No postcode? No vote

Floating voters

How living on a houseboat meant I didn't officially 'exist'
Louis Theroux's affable Englishman routine begins to wear thin

By Reason of Insanity

Louis Theroux's affable Englishman routine begins to wear thin
Power dressing is back – but no shoulderpads!

Power dressing is back

But banish all thoughts of Eighties shoulderpads
Spanish stone-age cave paintings 'under threat' after being re-opened to the public

Spanish stone-age cave paintings in Altamira 'under threat'

Caves were re-opened to the public
'I was the bookies’ favourite to be first to leave the Cabinet'

Vince Cable interview

'I was the bookies’ favourite to be first to leave the Cabinet'
Election 2015: How many of the Government's coalition agreement promises have been kept?

Promises, promises

But how many coalition agreement pledges have been kept?
The Gaza fisherman who built his own reef - and was shot dead there by an Israeli gunboat

The death of a Gaza fisherman

He built his own reef, and was fatally shot there by an Israeli gunboat
Saudi Arabia's airstrikes in Yemen are fuelling the Gulf's fire

Saudi airstrikes are fuelling the Gulf's fire

Arab intervention in Yemen risks entrenching Sunni-Shia divide and handing a victory to Isis, says Patrick Cockburn
Zayn Malik's departure from One Direction shows the perils of fame in the age of social media

The only direction Zayn could go

We wince at the anguish of One Direction's fans, but Malik's departure shows the perils of fame in the age of social media
Young Magician of the Year 2015: Meet the schoolgirl from Newcastle who has her heart set on being the competition's first female winner

Spells like teen spirit

A 16-year-old from Newcastle has set her heart on being the first female to win Young Magician of the Year.
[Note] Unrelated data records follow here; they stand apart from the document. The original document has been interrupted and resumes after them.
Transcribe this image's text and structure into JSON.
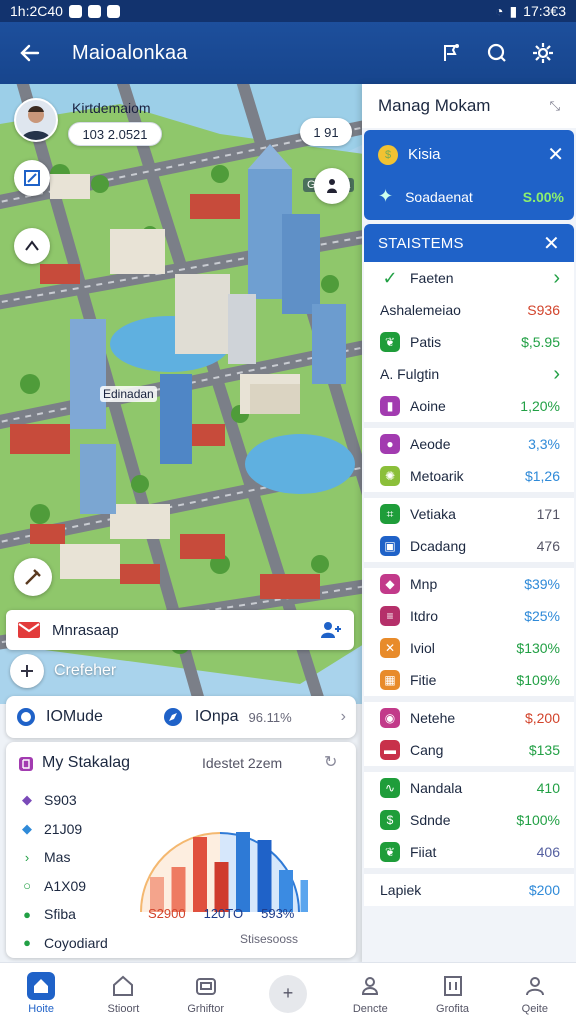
{
  "status_bar": {
    "left_time": "1h:2C40",
    "right_time": "17:3€3"
  },
  "header": {
    "title": "Maioalonkaa"
  },
  "user": {
    "name": "Kirtdemaiom",
    "stat": "103 2.0521"
  },
  "map": {
    "chip": "1 91",
    "badge": "Ginqcsta",
    "label": "Edinadan"
  },
  "banner": {
    "label": "Mnrasaap"
  },
  "create": {
    "label": "Crefeher"
  },
  "modes": {
    "mode1": "IOMude",
    "mode2": "IOnpa",
    "mode2_value": "96.11%"
  },
  "stat_card": {
    "title": "My Stakalag",
    "right_text": "Idestet 2zem",
    "items": [
      {
        "icon": "diamond-icon",
        "label": "S903"
      },
      {
        "icon": "diamond-icon",
        "label": "21J09"
      },
      {
        "icon": "chevron-right-icon",
        "label": "Mas"
      },
      {
        "icon": "circle-icon",
        "label": "A1X09"
      },
      {
        "icon": "circle-icon",
        "label": "Sfiba"
      },
      {
        "icon": "circle-icon",
        "label": "Coyodiard"
      }
    ],
    "values": [
      "S2900",
      "120TO",
      "593%"
    ],
    "footer": "Stisesooss",
    "chart_bars": [
      {
        "value": 35,
        "color": "#f4a48c"
      },
      {
        "value": 45,
        "color": "#ee7b62"
      },
      {
        "value": 75,
        "color": "#e0503e"
      },
      {
        "value": 50,
        "color": "#cf3b2e"
      },
      {
        "value": 80,
        "color": "#2e7ad6"
      },
      {
        "value": 72,
        "color": "#1f62c8"
      },
      {
        "value": 42,
        "color": "#3b8be2"
      },
      {
        "value": 32,
        "color": "#5aa5ee"
      }
    ]
  },
  "panel": {
    "title": "Manag Mokam",
    "kisa": {
      "label": "Kisia"
    },
    "sodamat": {
      "label": "Soadaenat",
      "value": "S.00%"
    },
    "statistics_title": "STAISTEMS",
    "rows": [
      {
        "icon": "check-icon",
        "label": "Faeten",
        "value": "›",
        "color": "#22a045",
        "vcolor": "#22a045"
      },
      {
        "icon": "none",
        "label": "Ashalemeiao",
        "value": "S936",
        "color": "#fff",
        "vcolor": "#d2442c"
      },
      {
        "icon": "leaf-icon",
        "label": "Patis",
        "value": "$,5.95",
        "color": "#1f9d3a",
        "vcolor": "#22a045"
      },
      {
        "icon": "none",
        "label": "A. Fulgtin",
        "value": "›",
        "color": "#fff",
        "vcolor": "#22a045"
      },
      {
        "icon": "book-icon",
        "label": "Aoine",
        "value": "1,20%",
        "color": "#a23bb0",
        "vcolor": "#22a045"
      },
      {
        "icon": "sep",
        "label": "",
        "value": "",
        "color": "",
        "vcolor": ""
      },
      {
        "icon": "ball-icon",
        "label": "Aeode",
        "value": "3,3%",
        "color": "#a23bb0",
        "vcolor": "#2f8ad8"
      },
      {
        "icon": "sun-icon",
        "label": "Metoarik",
        "value": "$1,26",
        "color": "#8bbf3a",
        "vcolor": "#2f8ad8"
      },
      {
        "icon": "sep",
        "label": "",
        "value": "",
        "color": "",
        "vcolor": ""
      },
      {
        "icon": "grid-icon",
        "label": "Vetiaka",
        "value": "171",
        "color": "#1f9d3a",
        "vcolor": "#556"
      },
      {
        "icon": "card-icon",
        "label": "Dcadang",
        "value": "476",
        "color": "#1f62c8",
        "vcolor": "#556"
      },
      {
        "icon": "sep",
        "label": "",
        "value": "",
        "color": "",
        "vcolor": ""
      },
      {
        "icon": "gem-icon",
        "label": "Mnp",
        "value": "$39%",
        "color": "#c23a8a",
        "vcolor": "#2f8ad8"
      },
      {
        "icon": "stack-icon",
        "label": "Itdro",
        "value": "$25%",
        "color": "#b5306a",
        "vcolor": "#2f8ad8"
      },
      {
        "icon": "cross-icon",
        "label": "Iviol",
        "value": "$130%",
        "color": "#e88b2a",
        "vcolor": "#22a045"
      },
      {
        "icon": "tile-icon",
        "label": "Fitie",
        "value": "$109%",
        "color": "#e88b2a",
        "vcolor": "#22a045"
      },
      {
        "icon": "sep",
        "label": "",
        "value": "",
        "color": "",
        "vcolor": ""
      },
      {
        "icon": "ring-icon",
        "label": "Netehe",
        "value": "$,200",
        "color": "#c23a8a",
        "vcolor": "#d2442c"
      },
      {
        "icon": "tag-icon",
        "label": "Cang",
        "value": "$135",
        "color": "#c8304a",
        "vcolor": "#22a045"
      },
      {
        "icon": "sep",
        "label": "",
        "value": "",
        "color": "",
        "vcolor": ""
      },
      {
        "icon": "wave-icon",
        "label": "Nandala",
        "value": "410",
        "color": "#1f9d3a",
        "vcolor": "#22a045"
      },
      {
        "icon": "dollar-icon",
        "label": "Sdnde",
        "value": "$100%",
        "color": "#1f9d3a",
        "vcolor": "#22a045"
      },
      {
        "icon": "leaf-icon",
        "label": "Fiiat",
        "value": "406",
        "color": "#1f9d3a",
        "vcolor": "#5560a0"
      },
      {
        "icon": "sep",
        "label": "",
        "value": "",
        "color": "",
        "vcolor": ""
      },
      {
        "icon": "none",
        "label": "Lapiek",
        "value": "$200",
        "color": "#fff",
        "vcolor": "#2f8ad8"
      }
    ]
  },
  "nav": [
    {
      "label": "Hoite",
      "icon": "home-icon"
    },
    {
      "label": "Stioort",
      "icon": "house-icon"
    },
    {
      "label": "Grhiftor",
      "icon": "camera-icon"
    },
    {
      "label": "",
      "icon": "plus-icon"
    },
    {
      "label": "Dencte",
      "icon": "bag-icon"
    },
    {
      "label": "Grofita",
      "icon": "building-icon"
    },
    {
      "label": "Qeite",
      "icon": "person-icon"
    }
  ]
}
Jonathan Owen meets her
Jonathan Anderson: If fashion is a cycle, this young man knows just how to ride it

If fashion is a cycle, this young man knows just how to ride it

British designer Jonathan Anderson is putting his stamp on venerable house Loewe
Number plates scheme could provide a licence to offend in the land of the free

Licence to offend in the land of the free

Cash-strapped states have hit on a way of making money out of drivers that may be in collision with the First Amendment, says Rupert Cornwell
From farm to fork: Meet the Cornish fishermen, vegetable-growers and butchers causing a stir in London's top restaurants

From farm to fork in Cornwall

One man is bringing together Cornwall's most accomplished growers, fishermen and butchers with London's best chefs to put the finest, freshest produce on the plates of some of the country’s best restaurants
Robert Parker interview: The world's top wine critic on tasting 10,000 bottles a year, absurd drinking notes and New World wannabes

Robert Parker interview

The world's top wine critic on tasting 10,000 bottles a year, absurd drinking notes and New World wannabes
Don't believe the stereotype - or should you?

Don't believe the stereotype - or should you?

We exaggerate regional traits and turn them into jokes - and those on the receiving end are in on it too, says DJ Taylor